I was introduced to organized football at the age of 12, trying out for the Pop Warner Harvey (Ill.) Colts. The moment that stands out from that afternoon nearly 60 years later is that my birth mother, Dolores, had taken me to the tryout and had stood in a light drizzle without an umbrella and watched. I had no way of knowing that I would not have my mother much longer. She was fighting breast cancer and would die a month before my 13th birthday in August 1963.

Janet stepped into my life a couple years later, during my high school football career. I remember one evening, the night before a big game, when I was nursing a pulled hamstring. Janet stepped in and gave me a rigorous massage, replete with pressure and karate chops to the affected area as I lay on my bed. The massage was as painful as the muscle pull, but I was able to play the next day at near full strength.

On Sundays, my younger brother and I had a ritual: we would go to Janet’s house in the fall and watch football. Fast forward. On Sunday in 2015, I was covering a Carolina Panthers game in Charlotte, North Carolina, when I received word that Janet had fallen and broken her hip during a cruise to Thailand. I dropped what I was doing and flew from Carolina to Las Vegas to help coordinate her flight back from Thailand to Las Vegas and her months-long recuperation.

We watched football, of course, as she recuperated.

Janet turned 98 last month, and although she has lost her short-term memory, she knows who I am, and knows that my younger brother is an opera singer who lives in Germany (she was never clear about what I did).

I am not sure if Janet will remember the great time that she had on Saturday. I’m certain that she won’t. What I do know is that she lived in the moment, she enjoyed that moment: the smiles, the laughs, the impromptu interactions with fans. I enjoyed the moment with her.

For those of us fortunate to have our memories, we remember births, deaths — the jubilant highs the painful lows — of life. We’re presented with choices.

There’s a difference between losing memory, forgetting, and choosing to move on. NFL players, executives and fans will never forget what happened to Damar Hamlin last Monday in Cincinnati.
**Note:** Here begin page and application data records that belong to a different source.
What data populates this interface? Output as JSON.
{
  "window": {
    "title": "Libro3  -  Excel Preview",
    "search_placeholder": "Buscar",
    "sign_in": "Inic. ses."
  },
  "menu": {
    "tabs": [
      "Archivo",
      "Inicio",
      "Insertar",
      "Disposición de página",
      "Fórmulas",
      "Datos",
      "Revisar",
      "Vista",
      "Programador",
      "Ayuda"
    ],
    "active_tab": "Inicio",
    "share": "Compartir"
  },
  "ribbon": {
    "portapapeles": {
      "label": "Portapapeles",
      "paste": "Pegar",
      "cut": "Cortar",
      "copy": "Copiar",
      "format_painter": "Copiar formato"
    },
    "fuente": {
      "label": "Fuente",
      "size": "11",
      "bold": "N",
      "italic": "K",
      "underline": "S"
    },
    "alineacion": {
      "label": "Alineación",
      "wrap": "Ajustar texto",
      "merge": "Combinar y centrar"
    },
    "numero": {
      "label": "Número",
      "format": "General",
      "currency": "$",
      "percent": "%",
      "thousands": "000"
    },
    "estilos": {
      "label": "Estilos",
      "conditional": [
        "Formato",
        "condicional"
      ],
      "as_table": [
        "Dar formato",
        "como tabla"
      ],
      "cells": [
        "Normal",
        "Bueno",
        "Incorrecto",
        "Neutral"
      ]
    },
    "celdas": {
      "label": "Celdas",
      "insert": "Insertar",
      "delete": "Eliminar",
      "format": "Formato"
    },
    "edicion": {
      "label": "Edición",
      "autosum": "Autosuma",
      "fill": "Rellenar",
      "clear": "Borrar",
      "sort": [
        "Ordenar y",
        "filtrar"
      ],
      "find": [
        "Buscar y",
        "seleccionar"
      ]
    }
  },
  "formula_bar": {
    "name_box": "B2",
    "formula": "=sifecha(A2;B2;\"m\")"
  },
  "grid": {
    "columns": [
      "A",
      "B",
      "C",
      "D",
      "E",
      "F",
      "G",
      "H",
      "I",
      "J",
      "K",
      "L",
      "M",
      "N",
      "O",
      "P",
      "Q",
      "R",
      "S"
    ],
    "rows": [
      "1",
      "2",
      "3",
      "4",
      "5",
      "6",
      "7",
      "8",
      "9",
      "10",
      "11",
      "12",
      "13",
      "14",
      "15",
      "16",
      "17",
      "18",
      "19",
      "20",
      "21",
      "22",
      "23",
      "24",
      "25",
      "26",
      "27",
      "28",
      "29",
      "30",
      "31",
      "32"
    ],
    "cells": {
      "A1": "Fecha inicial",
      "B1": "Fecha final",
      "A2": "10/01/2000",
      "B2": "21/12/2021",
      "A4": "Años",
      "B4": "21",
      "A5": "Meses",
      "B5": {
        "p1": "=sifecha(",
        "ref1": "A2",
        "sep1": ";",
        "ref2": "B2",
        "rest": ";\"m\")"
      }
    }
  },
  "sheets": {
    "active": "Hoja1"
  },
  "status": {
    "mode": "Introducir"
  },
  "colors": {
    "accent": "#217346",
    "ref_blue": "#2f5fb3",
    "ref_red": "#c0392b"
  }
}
We’ve simply chosen to remember and move on.

William C. Rhoden, the former award-winning sports columnist for The New York Times and author of Forty Million Dollar Slaves, is a writer-at-large for Andscape.